Naturally, the records speak more as history progresses, allowing Weir to provide descents to the third or fourth degree, but the potential purchaser should be warned that this is most definitely a reference book; it is certainly not a narrative history of the monarchy in Britain.

Weir touches on possible `problems' of descent, such as the probable secret marriage by George III prior to his official one to Charlotte of Mecklenburg-Strelitz, but I was surprised to note no mention of the possibilities of Edward IV's illegitimacy. But this is a minor quibble, for the covers of this book are already looking a bit dog-eared, so often have I delved inside for some detail of royal genealogy. And now, at least, I know where Prince Michael of Kent and the Duke of Gloucester fit into the present line of succession.
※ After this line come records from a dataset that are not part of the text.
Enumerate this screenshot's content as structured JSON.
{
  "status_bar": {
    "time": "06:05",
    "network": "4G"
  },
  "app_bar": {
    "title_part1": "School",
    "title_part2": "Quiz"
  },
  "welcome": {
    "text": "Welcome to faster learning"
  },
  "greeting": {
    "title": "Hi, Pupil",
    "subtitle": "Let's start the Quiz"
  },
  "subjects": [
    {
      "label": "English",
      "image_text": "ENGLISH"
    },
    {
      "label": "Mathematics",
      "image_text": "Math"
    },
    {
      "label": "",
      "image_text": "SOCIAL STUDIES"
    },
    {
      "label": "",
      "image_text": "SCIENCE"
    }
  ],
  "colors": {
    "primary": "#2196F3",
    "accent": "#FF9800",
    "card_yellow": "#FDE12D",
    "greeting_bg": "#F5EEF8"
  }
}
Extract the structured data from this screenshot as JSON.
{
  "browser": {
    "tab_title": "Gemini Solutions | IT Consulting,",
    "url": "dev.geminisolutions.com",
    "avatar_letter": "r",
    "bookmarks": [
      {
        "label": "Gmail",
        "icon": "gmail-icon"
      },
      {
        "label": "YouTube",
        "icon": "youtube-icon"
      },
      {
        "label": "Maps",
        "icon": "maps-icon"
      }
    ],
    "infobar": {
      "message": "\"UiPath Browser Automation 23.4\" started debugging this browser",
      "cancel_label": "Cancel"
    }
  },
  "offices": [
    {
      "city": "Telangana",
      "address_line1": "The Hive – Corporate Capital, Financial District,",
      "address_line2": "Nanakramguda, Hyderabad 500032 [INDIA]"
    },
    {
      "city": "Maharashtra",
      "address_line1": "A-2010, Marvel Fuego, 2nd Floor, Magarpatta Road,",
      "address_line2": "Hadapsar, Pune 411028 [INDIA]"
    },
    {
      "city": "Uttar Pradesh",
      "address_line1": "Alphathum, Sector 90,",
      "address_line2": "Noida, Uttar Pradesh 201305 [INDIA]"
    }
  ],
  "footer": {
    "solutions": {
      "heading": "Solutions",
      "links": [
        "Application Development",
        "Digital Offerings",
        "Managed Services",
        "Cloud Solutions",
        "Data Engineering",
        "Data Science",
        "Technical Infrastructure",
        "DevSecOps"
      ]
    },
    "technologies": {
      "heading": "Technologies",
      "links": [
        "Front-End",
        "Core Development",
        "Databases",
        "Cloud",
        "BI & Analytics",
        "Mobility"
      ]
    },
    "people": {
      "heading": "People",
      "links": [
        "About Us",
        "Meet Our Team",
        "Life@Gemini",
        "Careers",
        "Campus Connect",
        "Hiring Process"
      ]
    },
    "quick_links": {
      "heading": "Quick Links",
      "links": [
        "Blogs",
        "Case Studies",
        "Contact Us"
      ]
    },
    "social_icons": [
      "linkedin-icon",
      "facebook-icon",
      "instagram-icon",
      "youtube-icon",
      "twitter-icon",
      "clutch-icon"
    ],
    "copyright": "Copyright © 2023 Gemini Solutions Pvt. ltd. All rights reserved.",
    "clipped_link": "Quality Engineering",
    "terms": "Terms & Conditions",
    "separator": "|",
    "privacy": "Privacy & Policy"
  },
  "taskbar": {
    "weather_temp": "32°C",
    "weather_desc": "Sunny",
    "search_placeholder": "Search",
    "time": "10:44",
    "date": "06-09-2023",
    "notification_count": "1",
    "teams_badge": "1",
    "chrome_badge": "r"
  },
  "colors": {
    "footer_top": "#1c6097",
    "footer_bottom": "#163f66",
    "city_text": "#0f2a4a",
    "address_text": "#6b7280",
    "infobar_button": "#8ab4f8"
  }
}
Whether historian or genealogist, republican or monarchist, this is a book that will answer innumerable questions about Britain and its rulers.
0Comment| 4 people found this helpful. Was this review helpful to you? Report abuse
on 29 September 2013
This excellent work of reference is great for any history buff, royal watcher or for the home library of any school child as a homework tool. It contains the vital information about the parents, grandparents, children and grandchildren of every monarch of Wessex, England, Scotland and the United Kingdom, and some other descendants in the direct line of succession who didn't directly succeed themselves, since King Egbert of Wessex (b around 769/80) and King Alpin of Scotland and of Kintyre (who succeeded to those Kingdoms in 834.
One thing that is worth mentioning, is that when the author, Alison Weir, was researching this and is some cases found more than one possible date for any event, or name or even identity for any particular individual, she chose to be completist and to include all the possibilities in this work, with an indication of what was likely or unlikely to be correct, as the case may be, so for those conducting a very academical or genealogical study of the subject of royal genealogy or history this should be treated as a very good starting point rather than sole reference, but this work nonetheless meets the needs of most people who would want to buy and refer to it.
0Comment|Was this review helpful to you? Report abuse
on 3 June 2014
This is one of the best books I've ever had on the history of the various Royal Families in Britain. Clear and with sufficient detail, but not brilliantly laid out because as the progeny go on producing progeny of their own you tend to lose track of who you were looking up in the first place. I've learned more about history from this one book than many years of school.
11 Comment|Was this review helpful to you? Report abuse
on 10 June 2015
Found a inaccuracy in Edward of Middleham , according to all other documentation he was born Dec 1473 , but in this he was born spring 1476 ???? And maybe death date wrong according to others ? Seems a good book, but will be cross referencing in future just to make sure !
11 Comment|Was this review helpful to you? Report abuse
on 22 July 2014
Absolutely splendid, just what I was seeking to compliment my genealogical researches. It provides copious amounts of basic information regarding inter family, sovereign and nobility, relationships. Oh why didn't I know about this Alison Wier aide memoire before. I fully recommend it for basic geneaology studies.
11 Comment|Was this review helpful to you? Report abuse
on 29 September 2014
Explains fully why most of our royals over the last 500 years have had extra toes, mental issues or been psychotic murderers with a lust for incest
11 Comment|Was this review helpful to you? Report abuse
on 15 June 2015
When will people, possibly non-Historians, realize that Alison Weir writes many, many books but knows nothing about History?
All she produces can be picked up from surfing the Net . It's frightening how many people read her books and believe what she says. I'd like to be nice about her but I just can't. A generation of people have been taken in by her ramblings, it really worries me.
11 Comment| One person found this helpful. Was this review helpful to you? Report abuse

Sponsored Links

  (What is this?)